Now, honest and good people can disagree about the particulars of immigration policy. The Church has no easy prescription for resolving all the problems involved.
Our elected officials have to figure out how to make our immigration system more reasonable and fair. Hopefully they will consider the whole business from a calm and practical point-of-view. The people who have already made sacrifices to naturalize themselves according to law should not lose out in the bargain. But no one should have to live in the shadows. Every law-abiding resident of our country should have a path to citizenship.
We pray that our legislators will remember the ideals that put our country on the map in the first place, namely: This land belongs to God. It stands open to all the honest and law-abiding people of the world. People belong here not by virtue of who their parents are, but by virtue of being God’s children. This land must remain open to all people who want to live good, hard-working, peaceful lives in the sight of God.
If we make immigration laws that are based on fear and defensiveness, we will not prosper. Instead, may our elected legislators be guided in their deliberations by prudence and kindness. May the United States always be a land that welcomes Jesus and His companions when they wander among us as strangers.
In the halls of the Church, on the other hand, there is no question of “amnesty” at all, because there is absolutely no need for any amnesty here. Every baptized person belongs to the parish in which he or she lives. And any unbaptized person can join by receiving Holy Baptism. There are no other criteria for membership.
As the priest, I find myself concerned about various aspects of the lives of the people who frequent the church building. Are there children who need to be taught the faith? Has everyone been fully initiated into the life of Christ by the sacraments? Do a man and woman want to marry and co-operate with the Lord in adding new members to our church family? Is someone’s conscience burdened in such a way that you need to confess your sins? Do you have a decent roof over your head, shoes for your feet, and food for your table? These things–and things like them–concern me.
One thing that does not concern me when anyone asks for my help–one thing that does not concern any minister of the Church or any apostle of Christ, when someone requests something–is: federal immigration status. The Church does not check immigration papers and never will.
The only concern I have in that area is this: that I would do—that all of us would do–anything and everything we can to help. If there is anything that I can do, or that any of us can do, to help anyone who is trying to make an honest living here in our community, we will do it. That’s what the Church of Christ does.

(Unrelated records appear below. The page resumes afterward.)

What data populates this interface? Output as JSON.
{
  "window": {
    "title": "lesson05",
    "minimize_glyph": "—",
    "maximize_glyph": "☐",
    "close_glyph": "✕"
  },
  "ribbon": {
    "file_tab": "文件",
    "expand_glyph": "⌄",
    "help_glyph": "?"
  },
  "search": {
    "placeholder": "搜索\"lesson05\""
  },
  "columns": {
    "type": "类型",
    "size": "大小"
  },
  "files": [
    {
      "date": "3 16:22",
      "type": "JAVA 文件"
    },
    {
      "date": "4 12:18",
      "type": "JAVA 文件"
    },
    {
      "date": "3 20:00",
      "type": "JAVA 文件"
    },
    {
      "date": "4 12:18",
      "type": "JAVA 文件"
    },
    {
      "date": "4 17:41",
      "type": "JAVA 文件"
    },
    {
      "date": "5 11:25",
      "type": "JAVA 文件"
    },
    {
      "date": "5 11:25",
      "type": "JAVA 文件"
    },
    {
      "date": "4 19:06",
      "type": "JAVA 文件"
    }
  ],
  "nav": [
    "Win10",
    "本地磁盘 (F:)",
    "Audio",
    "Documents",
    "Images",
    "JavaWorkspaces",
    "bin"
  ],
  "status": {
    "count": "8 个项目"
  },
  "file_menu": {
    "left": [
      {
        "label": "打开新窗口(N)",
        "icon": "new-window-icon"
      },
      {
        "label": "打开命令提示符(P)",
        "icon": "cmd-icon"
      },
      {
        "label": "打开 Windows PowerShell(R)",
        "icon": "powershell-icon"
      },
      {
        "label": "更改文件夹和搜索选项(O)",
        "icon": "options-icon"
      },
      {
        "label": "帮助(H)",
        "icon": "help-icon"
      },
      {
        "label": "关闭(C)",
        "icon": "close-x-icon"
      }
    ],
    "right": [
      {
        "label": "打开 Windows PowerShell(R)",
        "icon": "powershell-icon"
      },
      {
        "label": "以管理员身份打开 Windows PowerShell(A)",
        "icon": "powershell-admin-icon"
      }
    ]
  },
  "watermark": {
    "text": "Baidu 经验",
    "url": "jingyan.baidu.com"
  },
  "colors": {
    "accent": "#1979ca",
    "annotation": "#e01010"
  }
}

So may God bless our beloved land and make it fruitful by the hard work of all the people who live here. May we live here together in peace. And may the Church of Christ always enjoy the freedom to follow the Lord towards the heavenly Jerusalem.
2 thoughts on “Welcome Here”
I hope you have had a wonderful birthday! 🙂
To quote a famous mid-Virginia personage, “This land belongs to God. It stands open to all the honest and law-abiding people of the world.” While this land and all land, and people and animals — ALL — belong to God, based on my somewhat limited experience, people are generally honest and law-abiding. And, even those who are not, tend to be welcoming of strangers. I’ve always been partial to the name “Barbara” because of just that proclivity.
It’s easy to leave all for God (just ask Elisha) IF we but hear his voice. The difficulty seems to be hearing him in the voice of a needy stranger.
Similarly, it’s difficult to be “hard at work” on personal salvation, and hear the voice of a sinner (other than ourselves) or to recognize the sin within us. The point at which we depart from the will of God is that in which we seize the “work” of God as ours, forgetting that we are but workers in HIS fields. It is HE who will accomplish the heavy lifting.
In God we trust.